***** EXERCISE INPUTS *****
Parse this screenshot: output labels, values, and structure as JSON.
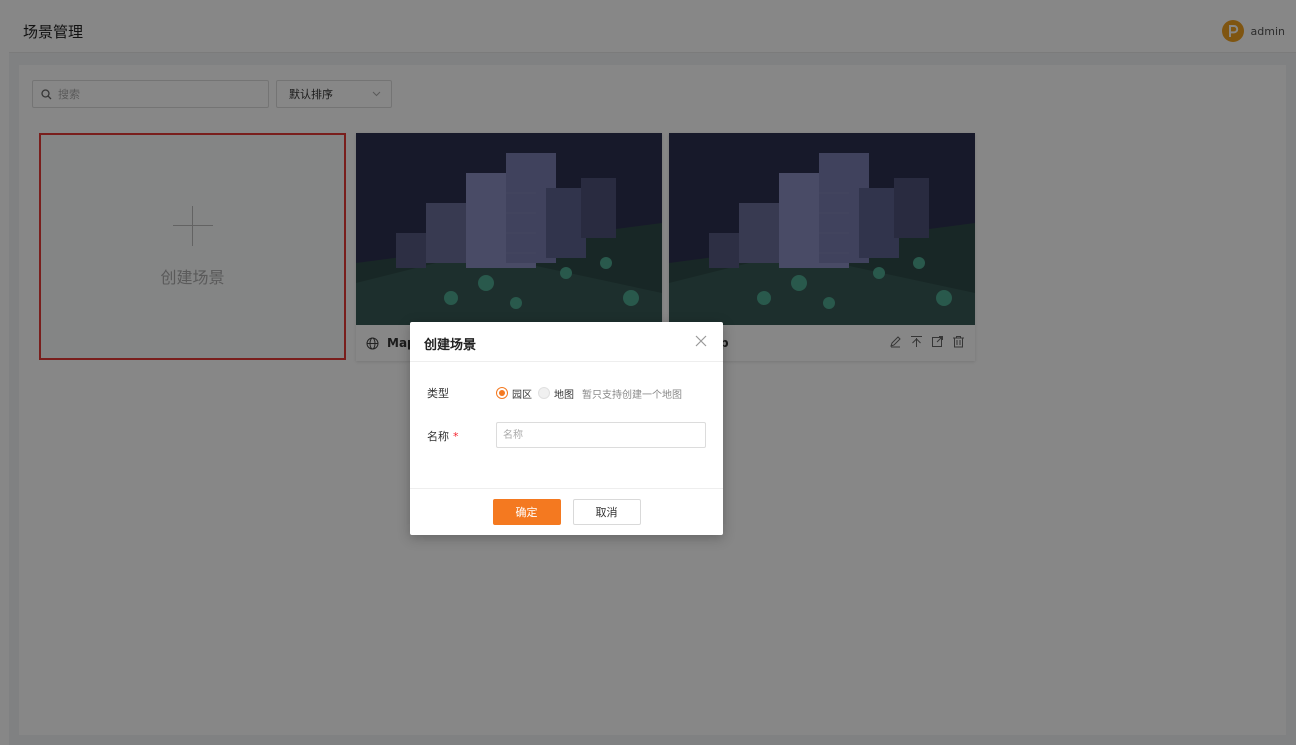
{
  "header": {
    "title": "场景管理",
    "user_name": "admin",
    "avatar_letter": "P"
  },
  "toolbar": {
    "search_placeholder": "搜索",
    "sort_value": "默认排序"
  },
  "create_card": {
    "label": "创建场景"
  },
  "scenes": [
    {
      "name": "Map"
    },
    {
      "name": "Map"
    }
  ],
  "dialog": {
    "title": "创建场景",
    "type_label": "类型",
    "type_options": [
      "园区",
      "地图"
    ],
    "type_selected": "园区",
    "type_hint": "暂只支持创建一个地图",
    "name_label": "名称",
    "required_mark": "*",
    "name_placeholder": "名称",
    "name_value": "",
    "confirm_label": "确定",
    "cancel_label": "取消"
  },
  "colors": {
    "accent": "#f47920",
    "highlight_border": "#e53935",
    "avatar": "#f0a020"
  }
}
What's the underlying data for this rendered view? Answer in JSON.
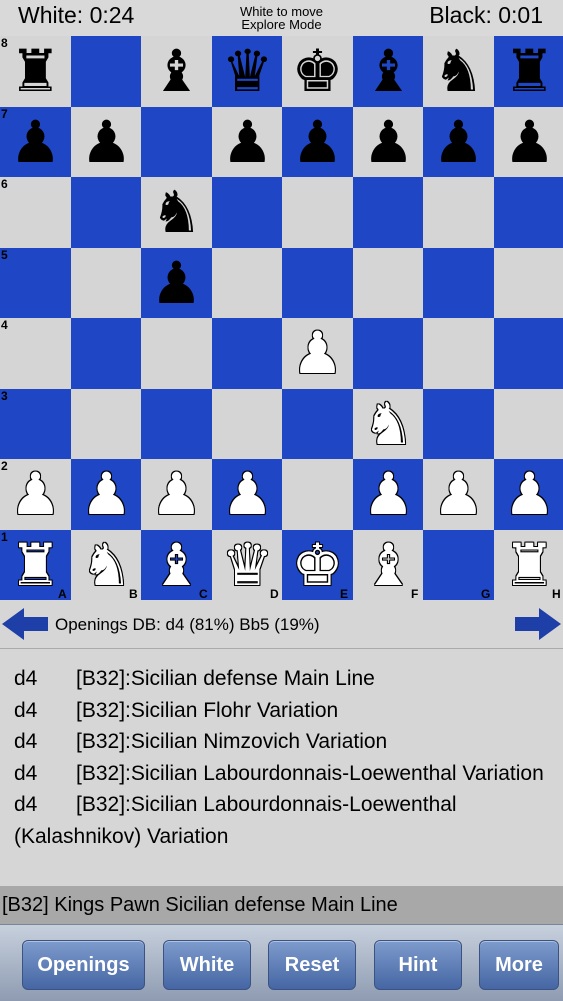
{
  "header": {
    "white_clock": "White: 0:24",
    "black_clock": "Black: 0:01",
    "status_line1": "White to move",
    "status_line2": "Explore Mode"
  },
  "board": {
    "colors": {
      "light": "#d5d5d5",
      "dark": "#1f46c4"
    },
    "ranks": [
      "8",
      "7",
      "6",
      "5",
      "4",
      "3",
      "2",
      "1"
    ],
    "files": [
      "A",
      "B",
      "C",
      "D",
      "E",
      "F",
      "G",
      "H"
    ],
    "pieces": [
      [
        "r",
        "",
        "b",
        "q",
        "k",
        "b",
        "n",
        "r"
      ],
      [
        "p",
        "p",
        "",
        "p",
        "p",
        "p",
        "p",
        "p"
      ],
      [
        "",
        "",
        "n",
        "",
        "",
        "",
        "",
        ""
      ],
      [
        "",
        "",
        "p",
        "",
        "",
        "",
        "",
        ""
      ],
      [
        "",
        "",
        "",
        "",
        "P",
        "",
        "",
        ""
      ],
      [
        "",
        "",
        "",
        "",
        "",
        "N",
        "",
        ""
      ],
      [
        "P",
        "P",
        "P",
        "P",
        "",
        "P",
        "P",
        "P"
      ],
      [
        "R",
        "N",
        "B",
        "Q",
        "K",
        "B",
        "",
        "R"
      ]
    ]
  },
  "nav": {
    "prev_icon": "left-arrow-icon",
    "next_icon": "right-arrow-icon",
    "db_text": "Openings DB: d4 (81%) Bb5 (19%)"
  },
  "openings_list": [
    {
      "move": "d4",
      "name": "[B32]:Sicilian defense Main Line"
    },
    {
      "move": "d4",
      "name": "[B32]:Sicilian Flohr Variation"
    },
    {
      "move": "d4",
      "name": "[B32]:Sicilian Nimzovich Variation"
    },
    {
      "move": "d4",
      "name": "[B32]:Sicilian Labourdonnais-Loewenthal Variation"
    },
    {
      "move": "d4",
      "name": "[B32]:Sicilian Labourdonnais-Loewenthal (Kalashnikov) Variation"
    }
  ],
  "current_opening": "[B32] Kings Pawn Sicilian defense Main Line",
  "toolbar": {
    "openings": "Openings",
    "white": "White",
    "reset": "Reset",
    "hint": "Hint",
    "more": "More"
  }
}
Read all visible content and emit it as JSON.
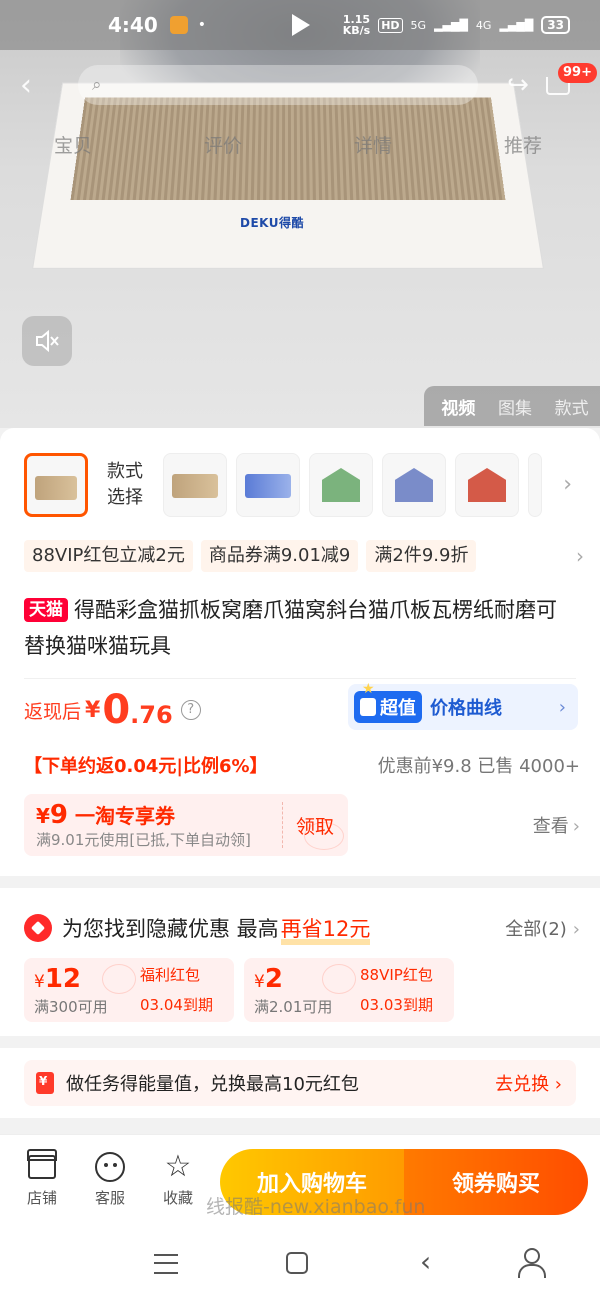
{
  "status_bar": {
    "time": "4:40",
    "net_speed": "1.15",
    "net_unit": "KB/s",
    "hd": "HD",
    "sig1": "5G",
    "sig2": "4G",
    "battery": "33"
  },
  "nav": {
    "back_icon": "back-arrow-icon",
    "search_placeholder": "",
    "share_icon": "share-icon",
    "cart_badge": "99+"
  },
  "tabs": [
    "宝贝",
    "评价",
    "详情",
    "推荐"
  ],
  "media": {
    "brand_print": "DEKU得酷",
    "switch": [
      "视频",
      "图集",
      "款式"
    ],
    "active_switch": "视频"
  },
  "variants": {
    "label": "款式\n选择",
    "label_lines": [
      "款式",
      "选择"
    ],
    "count": 7
  },
  "promos": [
    "88VIP红包立减2元",
    "商品券满9.01减9",
    "满2件9.9折"
  ],
  "product": {
    "badge": "天猫",
    "title": "得酷彩盒猫抓板窝磨爪猫窝斜台猫爪板瓦楞纸耐磨可替换猫咪猫玩具"
  },
  "price": {
    "prefix": "返现后",
    "currency": "¥",
    "integer": "0",
    "decimal": ".76",
    "help": "?"
  },
  "price_curve": {
    "logo": "超值",
    "label": "价格曲线"
  },
  "cashback": "【下单约返0.04元|比例6%】",
  "sold": "优惠前¥9.8  已售 4000+",
  "coupon": {
    "currency": "¥",
    "amount": "9",
    "title": "一淘专享券",
    "condition": "满9.01元使用[已抵,下单自动领]",
    "claim": "领取"
  },
  "view_label": "查看",
  "hidden_deals": {
    "title": "为您找到隐藏优惠  最高",
    "save": "再省12元",
    "all": "全部(2)",
    "packs": [
      {
        "currency": "¥",
        "amount": "12",
        "condition": "满300可用",
        "name": "福利红包",
        "expiry": "03.04到期"
      },
      {
        "currency": "¥",
        "amount": "2",
        "condition": "满2.01可用",
        "name": "88VIP红包",
        "expiry": "03.03到期"
      }
    ]
  },
  "task": {
    "text": "做任务得能量值，兑换最高10元红包",
    "action": "去兑换 ›"
  },
  "action_bar": {
    "shop": "店铺",
    "service": "客服",
    "favorite": "收藏",
    "add_cart": "加入购物车",
    "buy": "领券购买"
  },
  "watermark": "线报酷-new.xianbao.fun"
}
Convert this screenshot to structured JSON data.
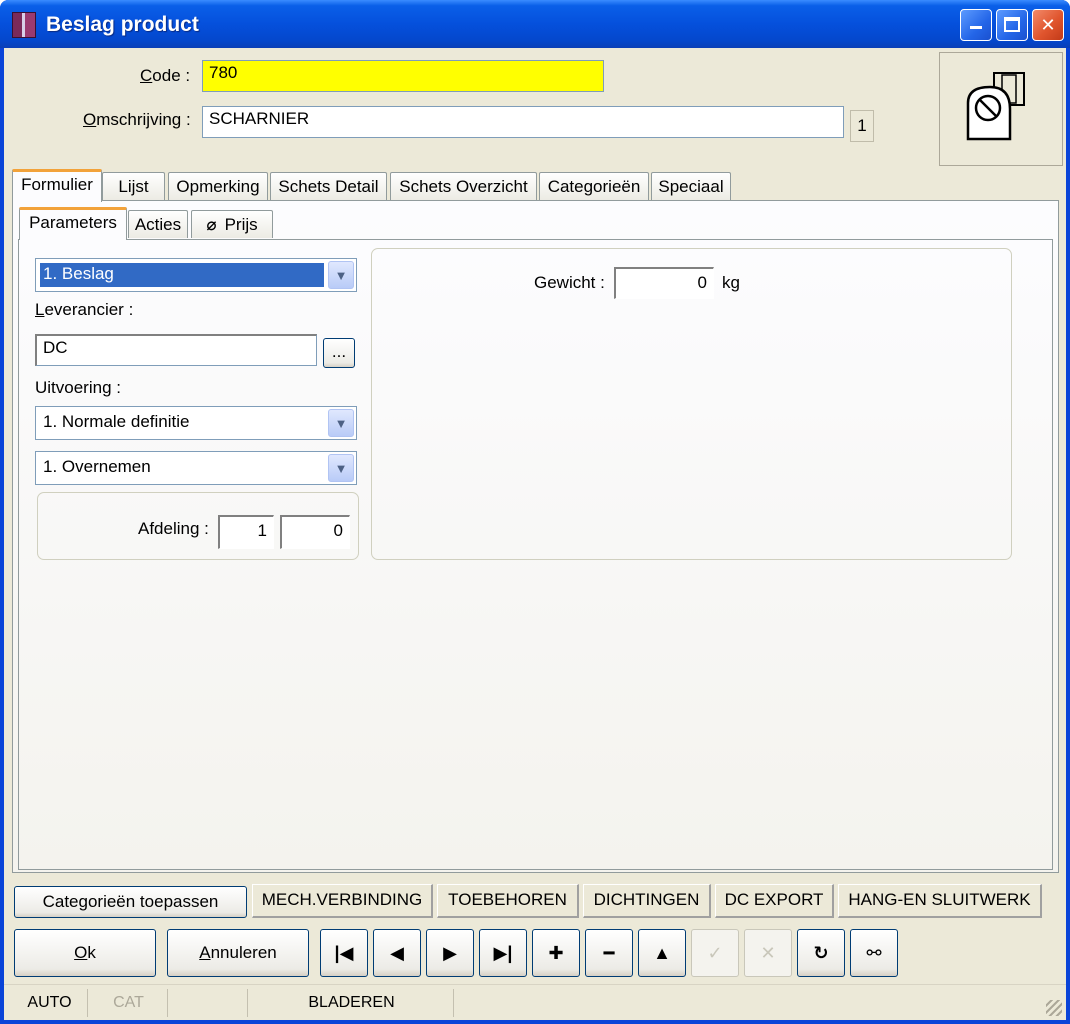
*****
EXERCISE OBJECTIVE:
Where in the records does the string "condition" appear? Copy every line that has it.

PROBLEM SOLUTION:
    "condition": "满9.01元使用[已抵,下单自动领]",
        "condition": "满300可用",
        "condition": "满2.01可用",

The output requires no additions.